The studies which we carried out within the research programme “Antinomies of Democratic Peace” focussed on the policies of Western Democracies. We compared arms control policies, approaches towards the “revolution in military affairs” and changes in the model idea of a democratic soldier after the end of the Cold War. The objective was to understand the significant differences in the policies of democracies. We found that it is not sufficient to focus on systemic constraints or on external attributes such as status and power potential, and that the differences between democracies cannot be explained without studying internal factors: These differences result largely from the specific shape which the liberal-democratic political culture of a country has taken in the course of its historical development. One variant insists on distancing itself considerably from non-democratic systems and on a pro-active world policy aimed at implementing democratic values; the other variant prefers a policy of restraint and of intersystem cooperation. These different internal norm systems also affect the details of policies in the various fields of security policy and lead to – at times considerable – tension even between democracies. Their potential for causing and/or exacerbating conflicts throughout the world has also become apparent.
In the new research programme "Just Peace Governance", Research Department I has been charged with the task of studying which opportunities and constraints for a peaceful and just world order emerge from the ways in which states deal with their instruments of force. Having started with our insights into the security policies of democracies, we are now focussing our attention on comparing different political systems and cultures. One can currently observe a contest between different ideas on justice in world politics: On the one hand, there are the manifest or latent justice claims of non-Western states and their frustration and resentment over the perceived injustices of today's world order that are reinforced by the hegemonic position of the West and centuries of Western hegemony; on the other hand, there are the universalist claims of Western policies which demand considerable concessions from non-Western partners with regard to their national sovereignty. At the heart of our research projects lies the question of to what degree this confrontation creates risks in the area of security policy, and how such risks can be treated constructively and productively.

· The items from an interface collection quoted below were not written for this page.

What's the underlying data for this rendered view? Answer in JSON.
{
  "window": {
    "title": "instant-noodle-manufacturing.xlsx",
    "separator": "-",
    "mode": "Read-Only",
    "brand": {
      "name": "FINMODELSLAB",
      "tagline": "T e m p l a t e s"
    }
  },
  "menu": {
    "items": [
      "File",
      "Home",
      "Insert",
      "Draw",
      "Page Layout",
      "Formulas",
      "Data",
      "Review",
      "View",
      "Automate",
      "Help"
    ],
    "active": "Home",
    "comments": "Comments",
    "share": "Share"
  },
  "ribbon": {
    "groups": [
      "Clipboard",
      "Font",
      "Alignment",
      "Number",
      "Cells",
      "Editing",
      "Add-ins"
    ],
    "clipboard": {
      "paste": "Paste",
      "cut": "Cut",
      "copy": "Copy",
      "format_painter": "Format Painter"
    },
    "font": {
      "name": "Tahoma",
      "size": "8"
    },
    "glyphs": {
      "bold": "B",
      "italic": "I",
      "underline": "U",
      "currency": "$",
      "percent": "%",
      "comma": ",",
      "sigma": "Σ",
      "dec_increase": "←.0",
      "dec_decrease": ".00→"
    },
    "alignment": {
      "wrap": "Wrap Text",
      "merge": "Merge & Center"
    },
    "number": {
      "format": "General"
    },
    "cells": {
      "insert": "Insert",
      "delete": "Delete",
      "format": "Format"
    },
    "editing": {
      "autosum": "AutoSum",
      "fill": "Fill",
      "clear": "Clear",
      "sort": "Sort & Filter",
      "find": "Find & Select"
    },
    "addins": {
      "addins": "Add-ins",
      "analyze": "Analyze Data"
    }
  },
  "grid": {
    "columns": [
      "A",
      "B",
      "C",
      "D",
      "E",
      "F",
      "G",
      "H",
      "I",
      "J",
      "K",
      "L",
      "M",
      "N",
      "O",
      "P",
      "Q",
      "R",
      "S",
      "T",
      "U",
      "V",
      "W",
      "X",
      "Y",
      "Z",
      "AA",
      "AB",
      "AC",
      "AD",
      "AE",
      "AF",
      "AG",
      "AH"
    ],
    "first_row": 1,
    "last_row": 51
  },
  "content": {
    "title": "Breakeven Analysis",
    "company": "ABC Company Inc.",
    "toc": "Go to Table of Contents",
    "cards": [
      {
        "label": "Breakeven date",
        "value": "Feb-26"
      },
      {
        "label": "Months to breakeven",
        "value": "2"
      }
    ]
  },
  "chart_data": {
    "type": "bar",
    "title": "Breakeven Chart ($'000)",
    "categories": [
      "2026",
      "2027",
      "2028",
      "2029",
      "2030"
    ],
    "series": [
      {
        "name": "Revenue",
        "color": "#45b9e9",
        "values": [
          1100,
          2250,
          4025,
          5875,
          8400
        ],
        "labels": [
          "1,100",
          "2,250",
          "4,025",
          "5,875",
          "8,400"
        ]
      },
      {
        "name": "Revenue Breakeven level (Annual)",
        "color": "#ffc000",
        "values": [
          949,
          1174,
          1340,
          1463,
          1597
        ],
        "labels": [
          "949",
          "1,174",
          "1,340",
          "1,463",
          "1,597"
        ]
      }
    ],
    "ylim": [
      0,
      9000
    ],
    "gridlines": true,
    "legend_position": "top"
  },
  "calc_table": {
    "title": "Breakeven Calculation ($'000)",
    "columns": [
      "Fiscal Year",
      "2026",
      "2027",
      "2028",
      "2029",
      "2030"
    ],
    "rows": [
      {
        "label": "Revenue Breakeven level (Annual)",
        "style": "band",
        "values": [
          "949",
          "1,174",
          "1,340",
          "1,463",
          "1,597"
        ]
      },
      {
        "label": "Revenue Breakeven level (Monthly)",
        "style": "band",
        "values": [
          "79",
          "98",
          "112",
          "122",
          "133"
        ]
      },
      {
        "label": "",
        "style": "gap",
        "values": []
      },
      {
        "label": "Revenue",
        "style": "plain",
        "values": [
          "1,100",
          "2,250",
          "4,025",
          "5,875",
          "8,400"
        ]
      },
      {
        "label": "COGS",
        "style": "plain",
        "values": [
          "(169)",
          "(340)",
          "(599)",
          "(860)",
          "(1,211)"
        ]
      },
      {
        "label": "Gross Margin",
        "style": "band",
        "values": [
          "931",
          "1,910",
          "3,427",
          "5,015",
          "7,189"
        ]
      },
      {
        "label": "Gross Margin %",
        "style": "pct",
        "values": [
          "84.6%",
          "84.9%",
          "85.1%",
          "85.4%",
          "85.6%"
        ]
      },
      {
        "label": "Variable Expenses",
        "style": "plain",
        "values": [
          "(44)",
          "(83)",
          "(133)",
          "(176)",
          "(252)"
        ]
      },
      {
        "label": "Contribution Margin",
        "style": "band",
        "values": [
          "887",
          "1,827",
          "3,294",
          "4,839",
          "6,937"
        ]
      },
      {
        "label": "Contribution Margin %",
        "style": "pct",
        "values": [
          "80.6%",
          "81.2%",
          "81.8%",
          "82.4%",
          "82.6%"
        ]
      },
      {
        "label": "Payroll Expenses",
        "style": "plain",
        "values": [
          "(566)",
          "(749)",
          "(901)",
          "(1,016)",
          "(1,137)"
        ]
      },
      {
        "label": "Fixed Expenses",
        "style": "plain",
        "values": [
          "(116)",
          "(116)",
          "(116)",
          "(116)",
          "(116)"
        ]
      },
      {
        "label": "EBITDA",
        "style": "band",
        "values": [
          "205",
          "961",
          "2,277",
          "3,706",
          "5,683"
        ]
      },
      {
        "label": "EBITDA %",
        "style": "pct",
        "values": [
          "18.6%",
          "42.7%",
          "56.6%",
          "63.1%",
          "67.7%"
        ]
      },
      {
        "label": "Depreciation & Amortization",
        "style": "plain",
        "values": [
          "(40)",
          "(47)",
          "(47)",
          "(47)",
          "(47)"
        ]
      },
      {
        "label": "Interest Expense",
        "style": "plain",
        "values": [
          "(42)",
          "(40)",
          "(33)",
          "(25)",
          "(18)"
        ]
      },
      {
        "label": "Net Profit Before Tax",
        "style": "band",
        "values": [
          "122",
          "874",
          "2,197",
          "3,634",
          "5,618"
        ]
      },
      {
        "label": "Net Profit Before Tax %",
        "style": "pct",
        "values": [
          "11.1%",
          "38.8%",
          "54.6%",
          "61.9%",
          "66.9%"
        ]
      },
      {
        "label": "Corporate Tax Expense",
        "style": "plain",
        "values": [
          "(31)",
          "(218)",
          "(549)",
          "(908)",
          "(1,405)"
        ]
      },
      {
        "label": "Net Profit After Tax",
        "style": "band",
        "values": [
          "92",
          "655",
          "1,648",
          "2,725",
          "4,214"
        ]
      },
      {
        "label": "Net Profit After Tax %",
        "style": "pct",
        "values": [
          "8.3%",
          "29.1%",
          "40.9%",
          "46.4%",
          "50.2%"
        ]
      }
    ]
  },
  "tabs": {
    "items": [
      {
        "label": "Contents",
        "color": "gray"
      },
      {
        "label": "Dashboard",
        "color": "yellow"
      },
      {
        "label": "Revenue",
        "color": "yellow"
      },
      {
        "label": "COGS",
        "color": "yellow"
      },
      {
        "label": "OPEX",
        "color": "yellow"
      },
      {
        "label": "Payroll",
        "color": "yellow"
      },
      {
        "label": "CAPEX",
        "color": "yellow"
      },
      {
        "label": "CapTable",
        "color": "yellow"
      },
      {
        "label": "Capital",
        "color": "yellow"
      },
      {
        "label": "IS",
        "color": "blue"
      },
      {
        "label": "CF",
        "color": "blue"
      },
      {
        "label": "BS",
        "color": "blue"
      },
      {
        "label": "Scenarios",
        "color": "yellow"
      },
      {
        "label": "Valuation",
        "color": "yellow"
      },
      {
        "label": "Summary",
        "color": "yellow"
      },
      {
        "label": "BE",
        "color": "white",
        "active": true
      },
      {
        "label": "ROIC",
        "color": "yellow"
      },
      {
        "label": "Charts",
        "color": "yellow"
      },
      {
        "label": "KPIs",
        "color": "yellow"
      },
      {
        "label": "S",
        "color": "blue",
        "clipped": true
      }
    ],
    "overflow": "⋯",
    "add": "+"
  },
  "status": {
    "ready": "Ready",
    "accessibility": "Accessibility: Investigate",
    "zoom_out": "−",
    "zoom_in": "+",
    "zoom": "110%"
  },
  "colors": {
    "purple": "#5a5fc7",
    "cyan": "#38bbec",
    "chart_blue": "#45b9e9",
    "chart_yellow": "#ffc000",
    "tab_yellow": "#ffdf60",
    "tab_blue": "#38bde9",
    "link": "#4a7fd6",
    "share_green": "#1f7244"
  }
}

Head of Research Department:Harald Müller
Research Fellows:Una Becker-Jakob